**Action item**.
Scan the data below. Pull out each line where "问题整改报告" occurs.

**Input data**.

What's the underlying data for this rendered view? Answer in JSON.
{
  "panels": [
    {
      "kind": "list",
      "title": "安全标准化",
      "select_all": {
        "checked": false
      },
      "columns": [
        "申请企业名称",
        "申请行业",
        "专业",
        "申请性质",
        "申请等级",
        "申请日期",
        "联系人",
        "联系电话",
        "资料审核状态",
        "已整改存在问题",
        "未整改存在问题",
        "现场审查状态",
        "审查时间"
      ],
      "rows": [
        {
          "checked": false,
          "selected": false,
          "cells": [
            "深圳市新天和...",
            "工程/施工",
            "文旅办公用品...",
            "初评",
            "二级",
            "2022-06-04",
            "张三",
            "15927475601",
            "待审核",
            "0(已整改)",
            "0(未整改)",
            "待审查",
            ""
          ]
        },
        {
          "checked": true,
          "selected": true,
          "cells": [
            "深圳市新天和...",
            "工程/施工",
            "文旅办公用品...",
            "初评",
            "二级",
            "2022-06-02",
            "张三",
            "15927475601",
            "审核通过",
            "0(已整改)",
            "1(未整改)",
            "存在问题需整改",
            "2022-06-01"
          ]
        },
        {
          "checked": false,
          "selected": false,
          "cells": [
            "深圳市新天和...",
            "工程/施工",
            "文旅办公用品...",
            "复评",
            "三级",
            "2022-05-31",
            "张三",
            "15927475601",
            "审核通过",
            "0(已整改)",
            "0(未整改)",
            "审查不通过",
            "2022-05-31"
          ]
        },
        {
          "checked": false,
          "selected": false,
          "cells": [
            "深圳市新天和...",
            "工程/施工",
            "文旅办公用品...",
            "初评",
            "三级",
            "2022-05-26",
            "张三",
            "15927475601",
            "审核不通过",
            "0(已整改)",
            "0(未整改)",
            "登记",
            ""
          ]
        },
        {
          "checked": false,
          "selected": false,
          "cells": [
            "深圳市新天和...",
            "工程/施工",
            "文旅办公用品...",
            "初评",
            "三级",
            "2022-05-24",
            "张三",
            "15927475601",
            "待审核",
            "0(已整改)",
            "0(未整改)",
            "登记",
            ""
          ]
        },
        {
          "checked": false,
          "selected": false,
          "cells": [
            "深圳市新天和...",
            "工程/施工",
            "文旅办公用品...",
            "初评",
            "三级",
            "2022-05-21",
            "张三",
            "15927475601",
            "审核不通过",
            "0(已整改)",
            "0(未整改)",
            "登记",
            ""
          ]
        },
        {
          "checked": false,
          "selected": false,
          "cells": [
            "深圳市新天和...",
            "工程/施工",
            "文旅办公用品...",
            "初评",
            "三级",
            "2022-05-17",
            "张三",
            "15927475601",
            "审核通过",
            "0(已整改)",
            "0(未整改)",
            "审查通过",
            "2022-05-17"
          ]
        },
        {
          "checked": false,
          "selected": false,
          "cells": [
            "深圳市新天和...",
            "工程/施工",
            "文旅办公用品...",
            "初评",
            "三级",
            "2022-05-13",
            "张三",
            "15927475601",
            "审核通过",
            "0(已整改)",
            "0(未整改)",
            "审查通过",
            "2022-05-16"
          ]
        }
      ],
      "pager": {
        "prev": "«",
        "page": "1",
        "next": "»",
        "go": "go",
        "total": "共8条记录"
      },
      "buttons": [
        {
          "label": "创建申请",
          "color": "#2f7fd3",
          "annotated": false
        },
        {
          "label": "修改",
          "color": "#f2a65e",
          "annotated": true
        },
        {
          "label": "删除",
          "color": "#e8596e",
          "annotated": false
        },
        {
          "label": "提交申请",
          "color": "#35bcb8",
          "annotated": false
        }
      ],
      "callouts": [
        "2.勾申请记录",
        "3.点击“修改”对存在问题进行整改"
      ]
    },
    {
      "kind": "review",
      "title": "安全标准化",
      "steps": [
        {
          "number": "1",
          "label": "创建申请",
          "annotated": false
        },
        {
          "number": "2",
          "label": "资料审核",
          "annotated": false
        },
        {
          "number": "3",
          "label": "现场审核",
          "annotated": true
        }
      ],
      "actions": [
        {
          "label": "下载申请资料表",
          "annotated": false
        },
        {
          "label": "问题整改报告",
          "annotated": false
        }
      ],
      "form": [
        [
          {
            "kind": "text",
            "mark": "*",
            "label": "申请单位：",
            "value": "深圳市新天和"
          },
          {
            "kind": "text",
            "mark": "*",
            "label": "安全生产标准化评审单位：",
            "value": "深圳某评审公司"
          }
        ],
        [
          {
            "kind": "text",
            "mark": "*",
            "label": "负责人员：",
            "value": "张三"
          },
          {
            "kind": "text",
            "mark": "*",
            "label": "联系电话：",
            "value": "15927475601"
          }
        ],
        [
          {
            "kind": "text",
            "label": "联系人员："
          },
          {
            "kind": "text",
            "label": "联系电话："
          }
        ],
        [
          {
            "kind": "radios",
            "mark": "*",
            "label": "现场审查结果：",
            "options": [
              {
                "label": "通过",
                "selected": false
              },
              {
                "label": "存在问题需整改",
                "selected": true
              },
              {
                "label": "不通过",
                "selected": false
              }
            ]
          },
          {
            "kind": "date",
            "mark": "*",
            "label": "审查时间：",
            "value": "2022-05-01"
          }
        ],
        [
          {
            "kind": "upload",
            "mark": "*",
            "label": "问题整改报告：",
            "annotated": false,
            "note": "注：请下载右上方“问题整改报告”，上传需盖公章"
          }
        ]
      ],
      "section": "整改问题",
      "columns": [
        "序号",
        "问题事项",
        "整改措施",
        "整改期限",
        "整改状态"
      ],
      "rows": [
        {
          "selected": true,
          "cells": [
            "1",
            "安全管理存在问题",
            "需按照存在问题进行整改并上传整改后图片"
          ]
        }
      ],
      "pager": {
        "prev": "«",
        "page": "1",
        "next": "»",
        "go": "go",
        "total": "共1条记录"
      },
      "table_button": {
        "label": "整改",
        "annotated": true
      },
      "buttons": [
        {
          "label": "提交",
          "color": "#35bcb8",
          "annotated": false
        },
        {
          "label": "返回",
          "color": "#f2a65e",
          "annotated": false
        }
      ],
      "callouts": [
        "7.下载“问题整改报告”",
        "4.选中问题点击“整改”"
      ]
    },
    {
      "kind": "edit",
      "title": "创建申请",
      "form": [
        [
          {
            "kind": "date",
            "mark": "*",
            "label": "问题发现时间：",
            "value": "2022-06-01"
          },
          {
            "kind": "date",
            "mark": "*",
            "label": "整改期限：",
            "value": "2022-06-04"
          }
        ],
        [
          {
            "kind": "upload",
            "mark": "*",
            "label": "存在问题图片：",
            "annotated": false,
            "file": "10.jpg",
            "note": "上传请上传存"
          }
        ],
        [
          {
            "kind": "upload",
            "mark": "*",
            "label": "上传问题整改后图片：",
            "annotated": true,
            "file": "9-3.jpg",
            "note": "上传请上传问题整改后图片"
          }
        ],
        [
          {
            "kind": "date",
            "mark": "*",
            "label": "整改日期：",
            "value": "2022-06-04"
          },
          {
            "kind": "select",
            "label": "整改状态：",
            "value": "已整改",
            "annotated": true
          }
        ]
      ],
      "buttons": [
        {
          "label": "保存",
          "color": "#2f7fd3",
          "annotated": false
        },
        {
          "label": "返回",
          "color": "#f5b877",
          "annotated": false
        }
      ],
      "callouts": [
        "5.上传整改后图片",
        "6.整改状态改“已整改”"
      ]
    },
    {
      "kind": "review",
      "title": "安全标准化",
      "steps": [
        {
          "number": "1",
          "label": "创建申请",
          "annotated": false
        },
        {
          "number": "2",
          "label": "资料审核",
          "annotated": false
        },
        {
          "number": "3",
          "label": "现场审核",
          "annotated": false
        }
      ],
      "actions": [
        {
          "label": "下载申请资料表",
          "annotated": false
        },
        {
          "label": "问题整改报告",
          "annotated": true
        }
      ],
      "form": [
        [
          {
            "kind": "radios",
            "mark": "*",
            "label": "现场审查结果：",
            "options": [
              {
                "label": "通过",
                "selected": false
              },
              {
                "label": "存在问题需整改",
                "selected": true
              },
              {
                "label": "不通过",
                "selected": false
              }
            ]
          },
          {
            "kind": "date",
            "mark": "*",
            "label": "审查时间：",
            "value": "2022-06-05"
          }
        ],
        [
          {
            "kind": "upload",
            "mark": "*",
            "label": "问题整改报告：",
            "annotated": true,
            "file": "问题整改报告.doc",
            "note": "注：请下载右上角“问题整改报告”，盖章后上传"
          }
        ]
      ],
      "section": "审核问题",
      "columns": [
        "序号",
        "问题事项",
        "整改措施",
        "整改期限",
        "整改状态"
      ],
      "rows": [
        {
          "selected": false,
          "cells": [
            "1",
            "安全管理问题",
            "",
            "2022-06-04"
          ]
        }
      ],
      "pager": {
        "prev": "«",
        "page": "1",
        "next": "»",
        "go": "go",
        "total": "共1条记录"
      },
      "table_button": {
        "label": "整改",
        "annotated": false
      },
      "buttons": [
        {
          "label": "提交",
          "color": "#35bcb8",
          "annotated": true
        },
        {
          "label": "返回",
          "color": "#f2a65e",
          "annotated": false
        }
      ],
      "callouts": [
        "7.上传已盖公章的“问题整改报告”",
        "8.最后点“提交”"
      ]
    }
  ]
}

**Result**.
          "label": "问题整改报告",
            "label": "问题整改报告：",
            "note": "注：请下载右上方“问题整改报告”，上传需盖公章"
        "7.下载“问题整改报告”",
          "label": "问题整改报告",
            "label": "问题整改报告：",
            "file": "问题整改报告.doc",
            "note": "注：请下载右上角“问题整改报告”，盖章后上传"
        "7.上传已盖公章的“问题整改报告”",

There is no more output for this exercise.